Lily Of The Valley Identification:
Lily Of The Valley is a perennial plant native to Europe but commonly grown in gardens in the U.S. and Canada from where it sometimes escapes into the neighboring countryside.
A slender, creeping rootstock produces two oblong-elleptic, pointed, basal leaves up to 1 foot long. Their
bases sheathe the bottom of the flower stalk, which bears at the top a one-sided raceme of white, bell-shaped flowers.
Family: Liliaceae (Lily family)
Other Names: May Lily, May Bells
Flowers: May – June
Parts Used: Leaves & roots
Habitat: Europe, but widely cultivated in the U.S. and Canada.
Constituents: Cardiac glycosides (including convallatoxin, convalloside, and gluconvalloside), saponins, flavonoids, asparagin.
Properties: Antispasmodic, Cardiac, Diuretic, Laxative.

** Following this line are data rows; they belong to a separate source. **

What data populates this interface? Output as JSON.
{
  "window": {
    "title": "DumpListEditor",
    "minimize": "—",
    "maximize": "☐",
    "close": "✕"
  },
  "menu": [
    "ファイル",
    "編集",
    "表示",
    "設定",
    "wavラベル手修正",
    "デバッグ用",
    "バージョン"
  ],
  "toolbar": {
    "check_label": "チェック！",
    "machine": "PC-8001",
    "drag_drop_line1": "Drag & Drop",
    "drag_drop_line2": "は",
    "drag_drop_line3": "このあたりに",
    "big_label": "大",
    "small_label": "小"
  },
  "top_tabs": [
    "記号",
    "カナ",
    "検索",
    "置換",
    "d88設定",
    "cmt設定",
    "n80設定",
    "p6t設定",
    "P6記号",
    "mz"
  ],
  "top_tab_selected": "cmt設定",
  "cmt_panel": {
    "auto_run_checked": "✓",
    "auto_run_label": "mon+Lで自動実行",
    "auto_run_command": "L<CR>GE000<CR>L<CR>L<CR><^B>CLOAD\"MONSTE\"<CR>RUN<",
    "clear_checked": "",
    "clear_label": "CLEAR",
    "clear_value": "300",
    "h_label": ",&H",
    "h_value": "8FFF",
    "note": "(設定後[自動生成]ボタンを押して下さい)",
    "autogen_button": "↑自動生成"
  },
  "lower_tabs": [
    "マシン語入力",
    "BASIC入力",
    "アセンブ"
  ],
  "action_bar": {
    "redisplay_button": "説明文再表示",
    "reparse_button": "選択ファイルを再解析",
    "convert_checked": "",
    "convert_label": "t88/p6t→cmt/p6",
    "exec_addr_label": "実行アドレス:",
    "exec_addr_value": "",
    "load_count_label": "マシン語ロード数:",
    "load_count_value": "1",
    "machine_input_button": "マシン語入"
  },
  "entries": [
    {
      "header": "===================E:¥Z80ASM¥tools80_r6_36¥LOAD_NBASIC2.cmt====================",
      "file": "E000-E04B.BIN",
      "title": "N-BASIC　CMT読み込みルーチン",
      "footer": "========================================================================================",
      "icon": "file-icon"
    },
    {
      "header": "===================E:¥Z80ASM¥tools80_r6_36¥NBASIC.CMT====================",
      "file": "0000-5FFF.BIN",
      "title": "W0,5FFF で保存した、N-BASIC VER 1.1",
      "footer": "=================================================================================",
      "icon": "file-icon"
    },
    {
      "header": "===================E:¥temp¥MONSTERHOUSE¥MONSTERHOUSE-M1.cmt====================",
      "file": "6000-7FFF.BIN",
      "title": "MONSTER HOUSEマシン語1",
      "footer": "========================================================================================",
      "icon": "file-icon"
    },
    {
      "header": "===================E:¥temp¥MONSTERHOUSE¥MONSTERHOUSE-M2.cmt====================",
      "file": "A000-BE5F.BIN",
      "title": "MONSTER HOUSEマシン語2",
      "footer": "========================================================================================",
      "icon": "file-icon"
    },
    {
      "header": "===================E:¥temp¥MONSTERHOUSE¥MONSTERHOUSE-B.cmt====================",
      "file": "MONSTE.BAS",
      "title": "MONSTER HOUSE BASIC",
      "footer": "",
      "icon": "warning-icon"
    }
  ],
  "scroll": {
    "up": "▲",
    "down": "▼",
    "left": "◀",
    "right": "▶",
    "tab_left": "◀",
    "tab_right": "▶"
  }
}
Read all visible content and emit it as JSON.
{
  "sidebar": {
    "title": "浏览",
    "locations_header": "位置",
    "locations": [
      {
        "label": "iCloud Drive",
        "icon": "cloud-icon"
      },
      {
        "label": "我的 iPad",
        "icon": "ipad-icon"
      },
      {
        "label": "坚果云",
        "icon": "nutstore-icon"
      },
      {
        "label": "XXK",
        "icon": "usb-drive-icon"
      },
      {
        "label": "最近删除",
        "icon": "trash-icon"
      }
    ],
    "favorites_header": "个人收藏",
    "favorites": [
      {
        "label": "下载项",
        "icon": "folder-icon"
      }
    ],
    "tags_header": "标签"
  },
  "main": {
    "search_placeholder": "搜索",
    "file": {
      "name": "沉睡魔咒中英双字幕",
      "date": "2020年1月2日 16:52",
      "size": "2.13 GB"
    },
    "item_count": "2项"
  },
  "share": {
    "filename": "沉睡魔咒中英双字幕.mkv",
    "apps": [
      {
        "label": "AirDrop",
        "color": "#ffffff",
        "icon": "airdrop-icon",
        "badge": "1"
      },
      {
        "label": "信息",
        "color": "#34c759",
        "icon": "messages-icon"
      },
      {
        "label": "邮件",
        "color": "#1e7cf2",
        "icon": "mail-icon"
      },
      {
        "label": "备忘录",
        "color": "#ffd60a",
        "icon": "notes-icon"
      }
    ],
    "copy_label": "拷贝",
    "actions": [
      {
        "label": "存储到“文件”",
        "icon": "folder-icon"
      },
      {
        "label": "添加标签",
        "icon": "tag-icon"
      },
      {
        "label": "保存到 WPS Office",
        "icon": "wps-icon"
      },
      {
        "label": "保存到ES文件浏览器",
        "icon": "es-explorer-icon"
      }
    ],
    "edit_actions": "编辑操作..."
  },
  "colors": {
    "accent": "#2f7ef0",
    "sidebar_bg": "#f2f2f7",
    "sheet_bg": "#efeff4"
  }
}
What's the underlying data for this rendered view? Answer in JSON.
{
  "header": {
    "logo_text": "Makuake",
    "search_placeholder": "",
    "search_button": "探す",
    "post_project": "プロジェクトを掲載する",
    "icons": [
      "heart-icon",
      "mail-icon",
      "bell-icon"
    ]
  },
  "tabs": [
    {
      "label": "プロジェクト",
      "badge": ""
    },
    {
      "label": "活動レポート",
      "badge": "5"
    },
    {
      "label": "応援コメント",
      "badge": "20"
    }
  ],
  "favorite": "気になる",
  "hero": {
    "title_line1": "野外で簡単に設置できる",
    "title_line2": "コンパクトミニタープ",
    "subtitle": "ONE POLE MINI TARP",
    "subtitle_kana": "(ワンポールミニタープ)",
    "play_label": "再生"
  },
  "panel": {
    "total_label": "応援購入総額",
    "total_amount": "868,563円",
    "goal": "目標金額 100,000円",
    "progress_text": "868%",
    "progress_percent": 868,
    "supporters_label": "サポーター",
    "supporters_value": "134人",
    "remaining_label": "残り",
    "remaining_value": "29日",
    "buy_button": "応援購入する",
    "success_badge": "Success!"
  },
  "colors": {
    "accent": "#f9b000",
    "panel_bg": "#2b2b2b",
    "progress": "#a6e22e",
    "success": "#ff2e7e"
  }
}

Main Uses: This herb, like the Foxglove (Digitalis) contains cardiac glycosides which increase the strength of the heart beat while slowing and regulating its rate without putting extra demand on the coronary blood supply. But with Lily Of The Valley, the active cardiac glycosides are released sequentially rather than all at once and are readily excreted by the kidneys, so avoiding the kind of toxic build up that can happen when taking Foxglove or its isolated glycoside, digoxin.
The flavonoids in the plant encourage the arteries to dilate while the asparagin acts as a diuretic, helping the body to void excess fluid. Thus the herb can be used safely if there is high blood pressure.
Preparation And Dosages:
Infusion: 1/2 oz of herb to 1 pint of boiling water is taken in tablespoonful doses.
Root Tincture: Fresh – (1:2), recently dried – (1:5), 65% alcohol, 5 to 20 drops.
Warning RESTRICTED: This plant is poisonous. Improper administration could result in TOXIC effects.